A detailed academic treatise of the history of nationality in Tatarstan. The book demonstrates how state collapse and national revival influenced the divergence of worldviews among ex-Soviet people in Tatarstan, where a political movement for sovereignty
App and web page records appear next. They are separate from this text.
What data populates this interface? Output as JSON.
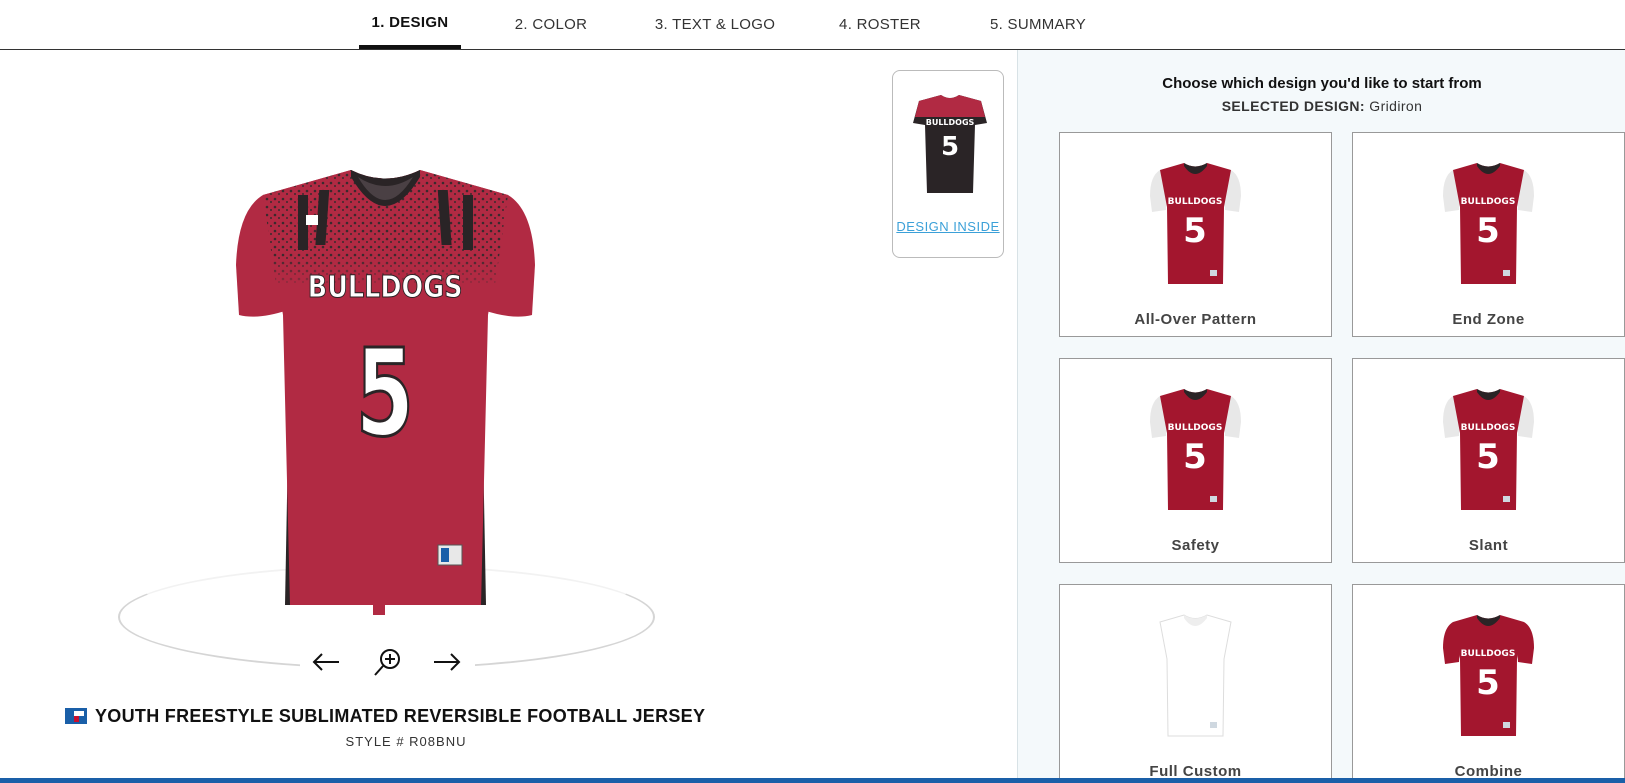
{
  "nav": {
    "tabs": [
      {
        "label": "1. DESIGN",
        "active": true
      },
      {
        "label": "2. COLOR",
        "active": false
      },
      {
        "label": "3. TEXT & LOGO",
        "active": false
      },
      {
        "label": "4. ROSTER",
        "active": false
      },
      {
        "label": "5. SUMMARY",
        "active": false
      }
    ]
  },
  "viewer": {
    "team_text": "BULLDOGS",
    "number": "5",
    "inside_link": "DESIGN INSIDE",
    "controls": [
      "arrow-left-icon",
      "zoom-in-icon",
      "arrow-right-icon"
    ]
  },
  "product": {
    "name": "YOUTH FREESTYLE SUBLIMATED REVERSIBLE FOOTBALL JERSEY",
    "style": "STYLE # R08BNU"
  },
  "panel": {
    "prompt": "Choose which design you'd like to start from",
    "selected_label": "SELECTED DESIGN:",
    "selected_value": "Gridiron",
    "designs": [
      {
        "label": "All-Over Pattern",
        "body_color": "#a3162e",
        "sleeve_color": "#e8e8e8"
      },
      {
        "label": "End Zone",
        "body_color": "#a3162e",
        "sleeve_color": "#e8e8e8"
      },
      {
        "label": "Safety",
        "body_color": "#a3162e",
        "sleeve_color": "#e8e8e8"
      },
      {
        "label": "Slant",
        "body_color": "#a3162e",
        "sleeve_color": "#e8e8e8"
      },
      {
        "label": "Full Custom",
        "body_color": "#ffffff",
        "sleeve_color": "#ffffff"
      },
      {
        "label": "Combine",
        "body_color": "#a3162e",
        "sleeve_color": "#a3162e"
      }
    ]
  },
  "colors": {
    "jersey_red": "#b12a43",
    "jersey_dark": "#2a2426",
    "link_blue": "#3ba0d8",
    "panel_bg": "#f4f9fb",
    "brand_blue": "#1a5fa8"
  }
}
The historical biography of a true Jewish heroine in her day, Gracia Mendes. Born in 1510 in Portugal, the book details this woman's extraordinary personality until her death in 1569 in Constantinople (today's Istanbul). Her life exemplified a perseverance by the Jewish culture to survive and triumph even in the worst of conditions. As a young girl, Gracia secretly married successful Jewish spice trader, Francisco Mendes. But at age 27 she became a widow, yet she went on to raise her children and run the family business all on her own. Her travels led her through Antwerp, Venice, Ferrara, Ragusa, and finally to Constantinople, from where the Ottoman Empire dominated former Byzantium territories and offered shelter for battered Conversos (converted Jews). The text recounting the last fifteen years of Gracia's life at the center of the Empire is particularly revealing. Birnbaum's biography has the unique distinction of being the first among many studies to pay tribute to a woman during this period. It is also one of the first titles to pay equal attention to the lives of the Conversos in Christian West Europe and in the Muslim East.